The unexpected consequence of Boltzmann’s microscopic definition of entropy is that the Second Law is not iron-clad — it only holds statistically... Faced with the deep puzzle of why the early universe had a low entropy, Boltzmann hit on the bright idea of taking advantage of the statistical nature of the Second Law. Instead of a box of gas, think of the whole universe. Imagine that it is in thermal equilibrium, the state in which the entropy is as large as possible. By construction the entropy can’t possibly increase, but it will tend to fluctuate, every so often diminishing just a bit and then returning to its maximum.
You can see where this is going: maybe our universe is in the midst of a fluctuation away from its typical state of equilibrium. The low entropy of the early universe, in other words, might just be a statistical accident, the kind of thing that happens every now and then. On the diagram, we are imagining that we live either at point A or point B, in the midst of the entropy evolving between a small value and its maximum. It’s worth emphasizing that A and B are utterly indistinguishable. People living in A would call the direction to the left on the diagram “the past,” since that’s the region of lower entropy; people living at B, meanwhile, would call the direction to the right “the past.”
Sean, our tour guide for this picturesque stroll through Boltzmann's mind, proceeds to explain why there is more going on here. Although the argument is flawed for more classical reasons, it also fails more directly because it doesn't account for things we can't hold Boltzmann responsible for not knowing: things like General Relativity, Inflation theory and Quantum Mechanics. It seems that the mystery of the arrow of time (or of time at all!) remains.
And finally, in case you have not been hiding under a rock for the past two years, you may have heard of a game called Sudoku. Many of my non-academic friends have succumbed to the faddishness of them, and I spy my neighbors on the plane scribbling away in books of these things. Even my younger sister is playing them now, on her Nintendo DS - oh, how the tools of procrastination have advanced since my youth, when we were forced to entertain ourselves with poorly wrapped bundles of dead trees. But, I do find Sudoku to be an interesting computational puzzle. That is, how difficult is it to solve these things, in general? The problem is clearly in NP, but not clearly NP-complete.
Lance Fortnow uses its NP membership as a nice little vehicle to explain how you can do a zero-knowledge interactive proof using Sudoku.
Victor has tried and failed to solve the latest Sudoku game and exclaims no solutions exists. His wife Paula has already solved the game. How does Paula convince Victor that a solution exists without giving the solution away?

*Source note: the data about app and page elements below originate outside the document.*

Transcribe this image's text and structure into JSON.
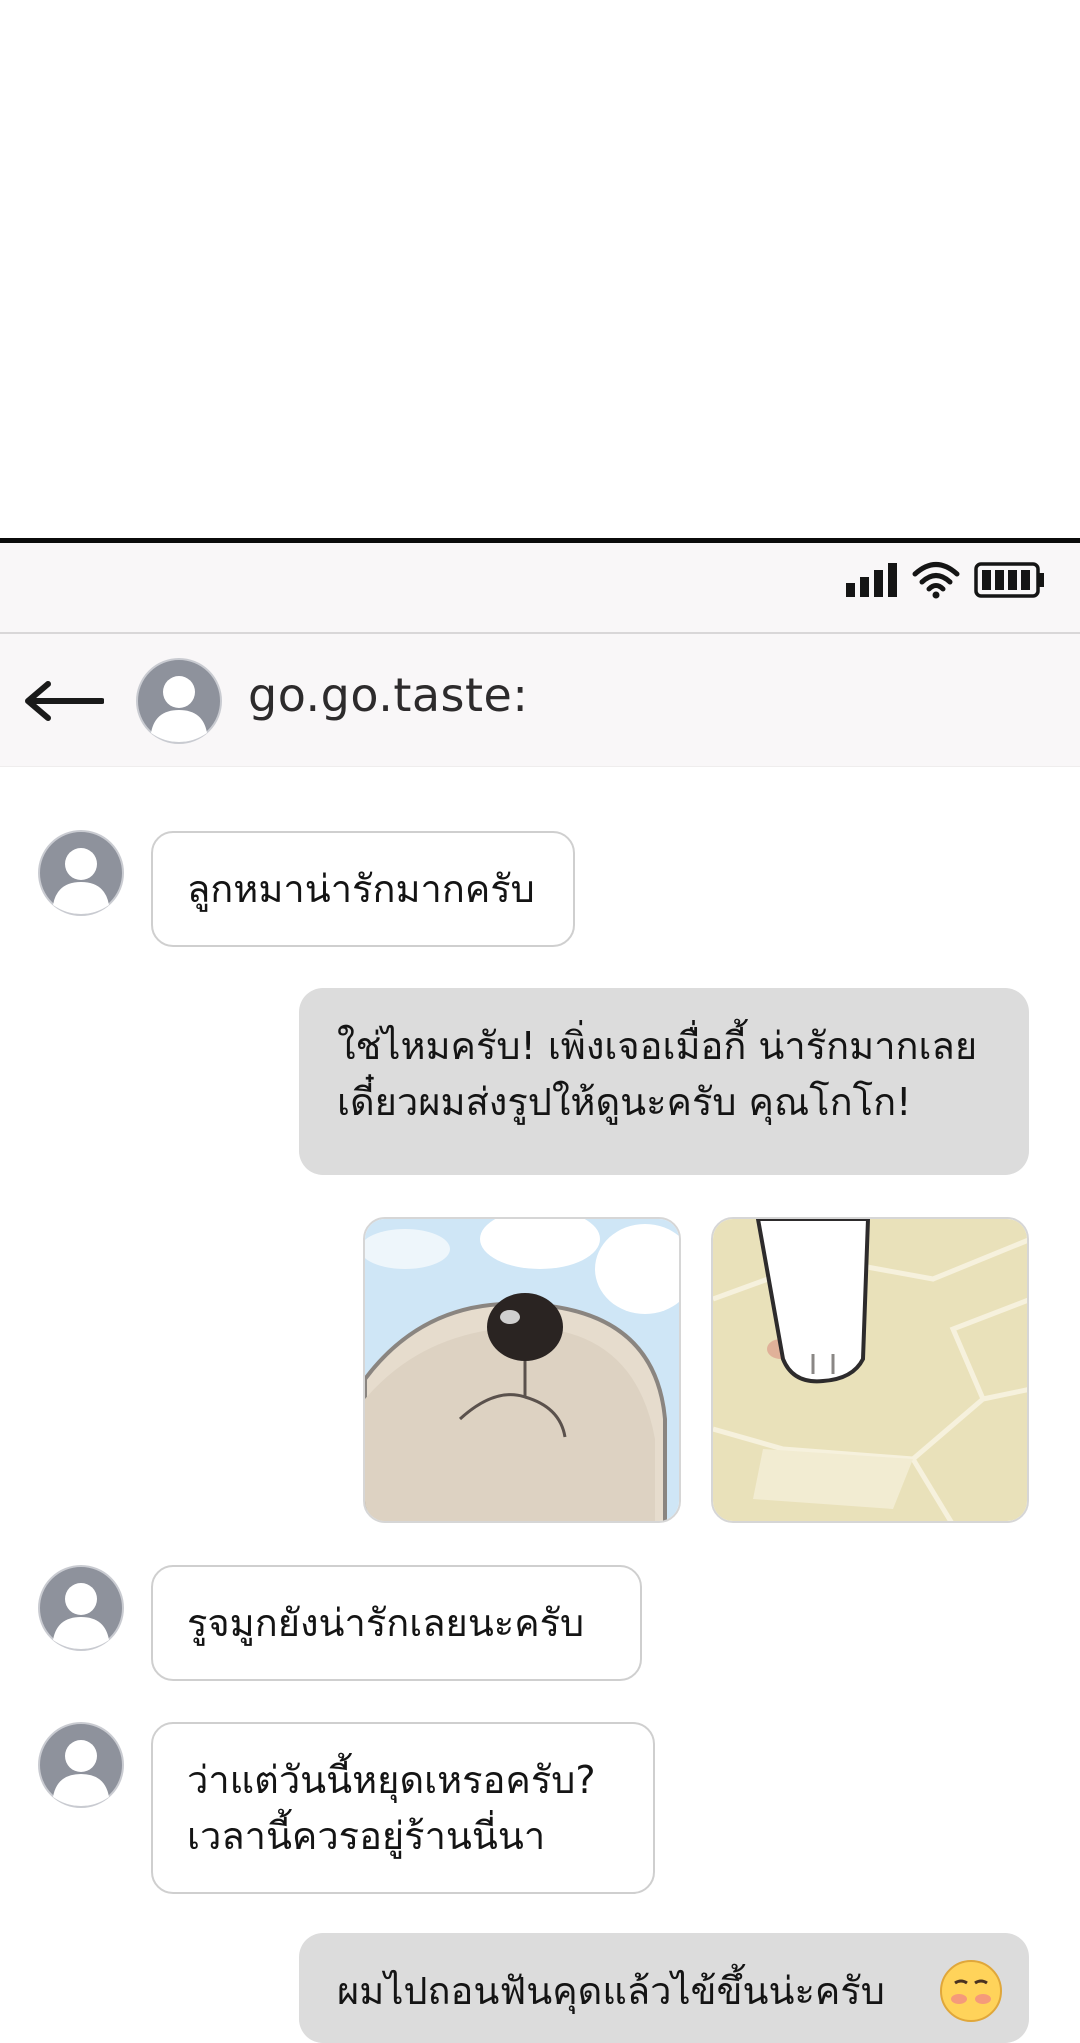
{
  "contact": {
    "name": "go.go.taste:"
  },
  "status_icons": [
    "signal-icon",
    "wifi-icon",
    "battery-icon"
  ],
  "messages": [
    {
      "direction": "incoming",
      "lines": [
        "ลูกหมาน่ารักมากครับ"
      ]
    },
    {
      "direction": "outgoing",
      "lines": [
        "ใช่ไหมครับ! เพิ่งเจอเมื่อกี้ น่ารักมากเลย",
        "เดี๋ยวผมส่งรูปให้ดูนะครับ คุณโกโก!"
      ]
    },
    {
      "direction": "outgoing",
      "type": "photos",
      "photos": [
        "puppy-nose-photo",
        "puppy-paw-photo"
      ]
    },
    {
      "direction": "incoming",
      "lines": [
        "รูจมูกยังน่ารักเลยนะครับ"
      ]
    },
    {
      "direction": "incoming",
      "lines": [
        "ว่าแต่วันนี้หยุดเหรอครับ?",
        "เวลานี้ควรอยู่ร้านนี่นา"
      ]
    },
    {
      "direction": "outgoing",
      "lines": [
        "ผมไปถอนฟันคุดแล้วไข้ขึ้นน่ะครับ"
      ],
      "emoji": "hot-face-emoji"
    }
  ],
  "colors": {
    "outgoing_bubble": "#dcdcdc",
    "incoming_bubble": "#ffffff",
    "header_bg": "#f9f7f8",
    "avatar": "#8e929c"
  }
}
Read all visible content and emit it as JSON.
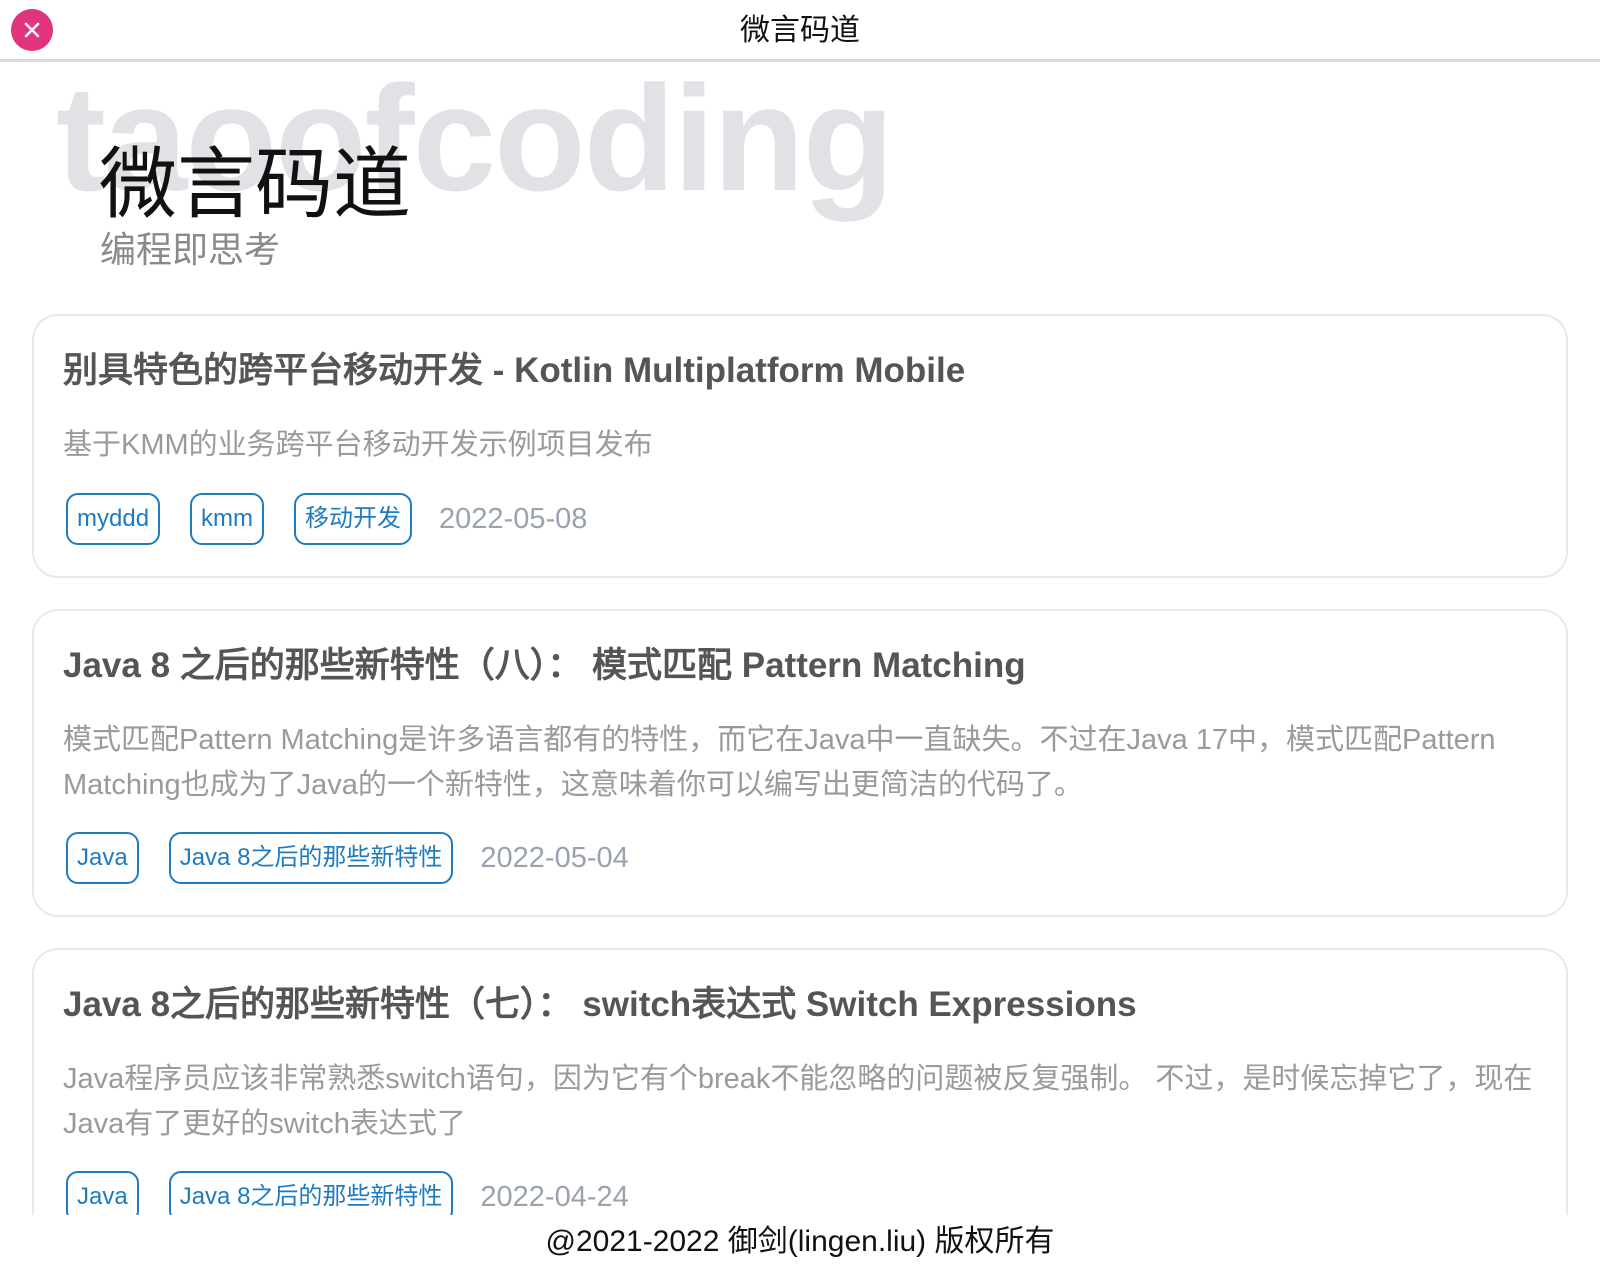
{
  "window": {
    "title": "微言码道"
  },
  "hero": {
    "watermark": "taoofcoding",
    "title": "微言码道",
    "subtitle": "编程即思考"
  },
  "posts": [
    {
      "title": "别具特色的跨平台移动开发 - Kotlin Multiplatform Mobile",
      "summary": "基于KMM的业务跨平台移动开发示例项目发布",
      "tags": [
        "myddd",
        "kmm",
        "移动开发"
      ],
      "date": "2022-05-08"
    },
    {
      "title": "Java 8 之后的那些新特性（八）： 模式匹配 Pattern Matching",
      "summary": "模式匹配Pattern Matching是许多语言都有的特性，而它在Java中一直缺失。不过在Java 17中，模式匹配Pattern Matching也成为了Java的一个新特性，这意味着你可以编写出更简洁的代码了。",
      "tags": [
        "Java",
        "Java 8之后的那些新特性"
      ],
      "date": "2022-05-04"
    },
    {
      "title": "Java 8之后的那些新特性（七）： switch表达式 Switch Expressions",
      "summary": "Java程序员应该非常熟悉switch语句，因为它有个break不能忽略的问题被反复强制。 不过，是时候忘掉它了，现在Java有了更好的switch表达式了",
      "tags": [
        "Java",
        "Java 8之后的那些新特性"
      ],
      "date": "2022-04-24"
    }
  ],
  "footer": {
    "copyright": "@2021-2022 御剑(lingen.liu) 版权所有"
  },
  "colors": {
    "close": "#e0357d",
    "tag": "#1f7bbf",
    "date": "#9aa2ad"
  },
  "icons": {
    "close": "close-icon"
  }
}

It turns out that this can be easily done without the usual mapping to graph coloring. The result is intuitively pleasant and, because of Sudoku's popularity, probably highly accessible outside computer science. Not a bad use of something that reminds me of a glorified constraint optimization problem, or of that unpleasant "analytic" section of the GRE. In fact, any "puzzle" that can be solved by manually running a simple backtracking algorithm, or via first-order logic on the initial configuration, seems like a waste of brain power to me. Why not just write a computer program to solve it, and instead spend your time reading something interesting?
Update, Aug. 24: in truth, even problems that admit a more elegant solution can be solved by brute force via backtracking or reduction to satisfiability, but Sudoku doesn't yet admit such elegance, and I've never met anyone who solves them by doing something other than the two (boring) methods I mention. So, in my mind, by extension, that makes Sudoku a boring activity.